- Inability to employ or understand Occam’s Razor. Aided by the principle in 4. above, conspiracy theorists never notice that the small inconsistencies in the accounts which they reject are dwarfed by the enormous, gaping holes in logic, likelihood and evidence in any alternative account.
- Inability to tell good evidence from bad. Conspiracy theorists have no place for peer-review, for scientific knowledge, for the respectability of sources. The fact that a claim has been made by anybody, anywhere, is enough for them to reproduce it and demand that the questions it raises be answered, as if intellectual enquiry were a matter of responding to every rumour. While they do this, of course, they will claim to have “open minds” and abuse the sceptics for apparently lacking same.

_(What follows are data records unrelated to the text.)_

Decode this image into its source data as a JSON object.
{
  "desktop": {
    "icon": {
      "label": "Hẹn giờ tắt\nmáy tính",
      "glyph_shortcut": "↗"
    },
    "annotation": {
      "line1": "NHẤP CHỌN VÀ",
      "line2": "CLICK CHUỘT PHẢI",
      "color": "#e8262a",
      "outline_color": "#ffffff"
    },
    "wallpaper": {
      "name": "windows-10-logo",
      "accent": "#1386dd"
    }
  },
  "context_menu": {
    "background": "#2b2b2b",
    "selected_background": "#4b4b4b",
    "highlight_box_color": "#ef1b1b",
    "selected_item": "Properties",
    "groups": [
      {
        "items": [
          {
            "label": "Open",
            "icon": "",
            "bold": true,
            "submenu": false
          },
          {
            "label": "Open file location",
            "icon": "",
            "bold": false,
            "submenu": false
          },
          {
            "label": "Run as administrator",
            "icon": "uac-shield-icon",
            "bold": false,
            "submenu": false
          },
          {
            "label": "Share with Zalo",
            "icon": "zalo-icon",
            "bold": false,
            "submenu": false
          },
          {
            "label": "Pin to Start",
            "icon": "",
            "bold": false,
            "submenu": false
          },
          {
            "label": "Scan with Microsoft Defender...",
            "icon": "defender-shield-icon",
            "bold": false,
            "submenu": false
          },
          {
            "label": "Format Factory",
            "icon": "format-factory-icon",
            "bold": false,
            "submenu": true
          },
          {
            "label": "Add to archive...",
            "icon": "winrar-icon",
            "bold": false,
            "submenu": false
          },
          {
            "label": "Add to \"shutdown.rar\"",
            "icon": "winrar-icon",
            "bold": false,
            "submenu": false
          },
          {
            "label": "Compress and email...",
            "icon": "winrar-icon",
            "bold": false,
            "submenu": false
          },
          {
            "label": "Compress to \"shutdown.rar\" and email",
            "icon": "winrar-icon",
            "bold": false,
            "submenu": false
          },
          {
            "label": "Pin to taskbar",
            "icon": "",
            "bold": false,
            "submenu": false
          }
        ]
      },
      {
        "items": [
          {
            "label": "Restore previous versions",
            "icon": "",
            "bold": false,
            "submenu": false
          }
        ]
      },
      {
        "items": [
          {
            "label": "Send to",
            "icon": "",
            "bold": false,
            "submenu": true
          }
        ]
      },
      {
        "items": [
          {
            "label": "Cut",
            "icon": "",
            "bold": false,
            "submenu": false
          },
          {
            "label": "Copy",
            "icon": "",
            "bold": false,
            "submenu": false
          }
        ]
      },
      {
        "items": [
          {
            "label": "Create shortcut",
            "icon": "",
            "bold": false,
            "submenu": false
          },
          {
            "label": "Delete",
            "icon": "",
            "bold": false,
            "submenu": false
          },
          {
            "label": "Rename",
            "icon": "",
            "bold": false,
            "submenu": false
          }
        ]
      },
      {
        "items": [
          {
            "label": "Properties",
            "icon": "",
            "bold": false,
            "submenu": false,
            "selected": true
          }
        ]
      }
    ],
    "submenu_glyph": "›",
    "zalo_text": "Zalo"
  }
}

- Inability to withdraw. It’s a rare day indeed when a conspiracy theorist admits that a claim they have made has turned out to be without foundation, whether it be the overall claim itself or any of the evidence produced to support it.
- Leaping to conclusions. Conspiracy theorists are very keen indeed to declare the “official” account totally discredited without having remotely enough cause so to do. Small inconsistencies in the account of an event, small unanswered questions, small problems in timing of differences in procedure from previous events of the same kind are all more than adequate to declare the “official” account clearly and definitively discredited. It goes without saying that it is not necessary to prove that these inconsistencies are either relevant, or that they even definitely exist.

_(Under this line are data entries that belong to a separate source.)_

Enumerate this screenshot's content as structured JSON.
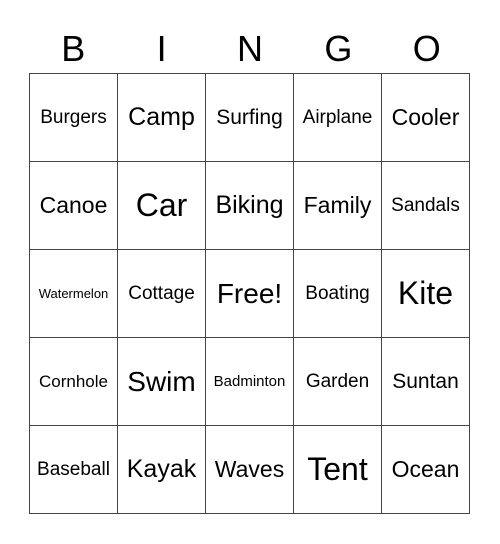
{
  "header": [
    "B",
    "I",
    "N",
    "G",
    "O"
  ],
  "grid": [
    [
      "Burgers",
      "Camp",
      "Surfing",
      "Airplane",
      "Cooler"
    ],
    [
      "Canoe",
      "Car",
      "Biking",
      "Family",
      "Sandals"
    ],
    [
      "Watermelon",
      "Cottage",
      "Free!",
      "Boating",
      "Kite"
    ],
    [
      "Cornhole",
      "Swim",
      "Badminton",
      "Garden",
      "Suntan"
    ],
    [
      "Baseball",
      "Kayak",
      "Waves",
      "Tent",
      "Ocean"
    ]
  ]
}
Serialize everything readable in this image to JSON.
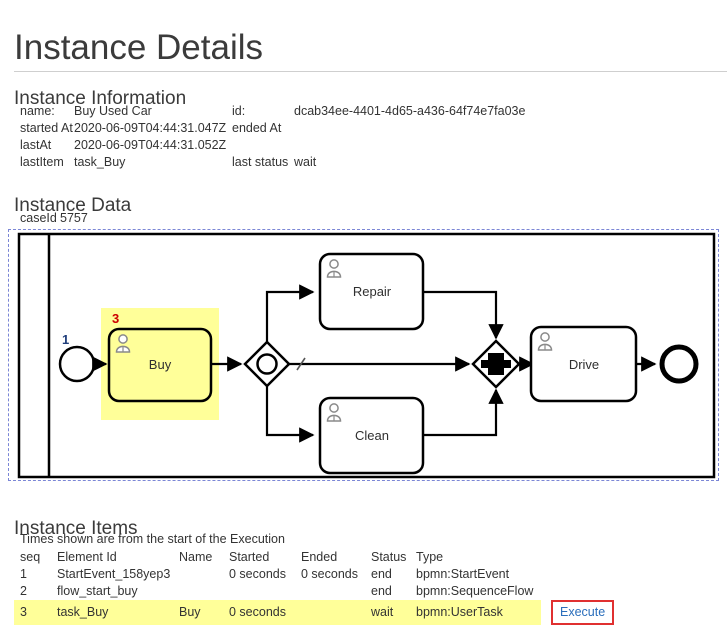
{
  "page": {
    "title": "Instance Details"
  },
  "instance_information": {
    "heading": "Instance Information",
    "rows": [
      {
        "key1": "name:",
        "val1": "Buy Used Car",
        "key2": "id:",
        "val2": "dcab34ee-4401-4d65-a436-64f74e7fa03e"
      },
      {
        "key1": "started At",
        "val1": "2020-06-09T04:44:31.047Z",
        "key2": "ended At",
        "val2": ""
      },
      {
        "key1": "lastAt",
        "val1": "2020-06-09T04:44:31.052Z",
        "key2": "",
        "val2": ""
      },
      {
        "key1": "lastItem",
        "val1": "task_Buy",
        "key2": "last status",
        "val2": "wait"
      }
    ]
  },
  "instance_data": {
    "heading": "Instance Data",
    "rows": [
      {
        "key": "caseId",
        "value": "5757"
      }
    ]
  },
  "diagram": {
    "type": "bpmn",
    "highlight_color": "#ffff99",
    "marker_color": "#cc0000",
    "token_color": "#1f3d7a",
    "pool_border": "#000000",
    "nodes": [
      {
        "id": "StartEvent_158yep3",
        "type": "startEvent",
        "label": "",
        "marker": "1"
      },
      {
        "id": "task_Buy",
        "type": "userTask",
        "label": "Buy",
        "marker": "3",
        "highlighted": true
      },
      {
        "id": "gateway_split",
        "type": "inclusiveGateway",
        "label": ""
      },
      {
        "id": "task_Repair",
        "type": "userTask",
        "label": "Repair"
      },
      {
        "id": "task_Clean",
        "type": "userTask",
        "label": "Clean"
      },
      {
        "id": "gateway_join",
        "type": "parallelGateway",
        "label": ""
      },
      {
        "id": "task_Drive",
        "type": "userTask",
        "label": "Drive"
      },
      {
        "id": "EndEvent",
        "type": "endEvent",
        "label": ""
      }
    ]
  },
  "instance_items": {
    "heading": "Instance Items",
    "note": "Times shown are from the start of the Execution",
    "columns": [
      "seq",
      "Element Id",
      "Name",
      "Started",
      "Ended",
      "Status",
      "Type",
      ""
    ],
    "rows": [
      {
        "seq": "1",
        "element_id": "StartEvent_158yep3",
        "name": "",
        "started": "0 seconds",
        "ended": "0 seconds",
        "status": "end",
        "type": "bpmn:StartEvent",
        "action": "",
        "highlighted": false
      },
      {
        "seq": "2",
        "element_id": "flow_start_buy",
        "name": "",
        "started": "",
        "ended": "",
        "status": "end",
        "type": "bpmn:SequenceFlow",
        "action": "",
        "highlighted": false
      },
      {
        "seq": "3",
        "element_id": "task_Buy",
        "name": "Buy",
        "started": "0 seconds",
        "ended": "",
        "status": "wait",
        "type": "bpmn:UserTask",
        "action": "Execute",
        "highlighted": true
      }
    ]
  }
}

- Using previous conspiracies as evidence to support their claims. This argument invokes scandals like the Birmingham Six, the Bologna station bombings, the Zinoviev letter and so on in order to try and demonstrate that their conspiracy theory should be accorded some weight (because it’s “happened before”.)
- It’s always a conspiracy. And it is, isn’t it? No sooner has the body been discovered, the bomb gone off, than the same people are producing the same old stuff, demanding that there are questions which need to be answered, at the same unbearable length. Because the most important thing about these people is that they are people entirely lacking in discrimination. They cannot tell a good theory from a bad one, they cannot tell good evidence from bad evidence and they cannot tell a good source from a bad one. And for that reason, they always come up with the same answer when they ask the same question. A person who always says the same thing, and says it over and over again is, of course, commonly considered to be, if not a monomaniac, then at very least, a bore.
So, conspiracy theorists, Republicans, and holocaust deniers and their ilk all have something in common — the inability to see basic facts, starting with a conclusion and refusing to budge from that conclusion, the belief that people who think they are wrong are part of the conspiracy, their lack of respect for law and order, and their unwavering desire to “stay the course” and the seeing of any willingness to change one’s mind as a weakness.
And they share a common thread of intellectual dishonesty. Take global warming deniers, for instance. They will say that there are still unanswered questions about global warming when they really mean that it is a myth. If they were really showing intellectual honesty, they would adapt their views and change them in the light of the truth. If there were really a question in their minds, they would actually show intellectual curiosity about the other side of the issue instead of portraying people who support global warming as hysteria-mongers.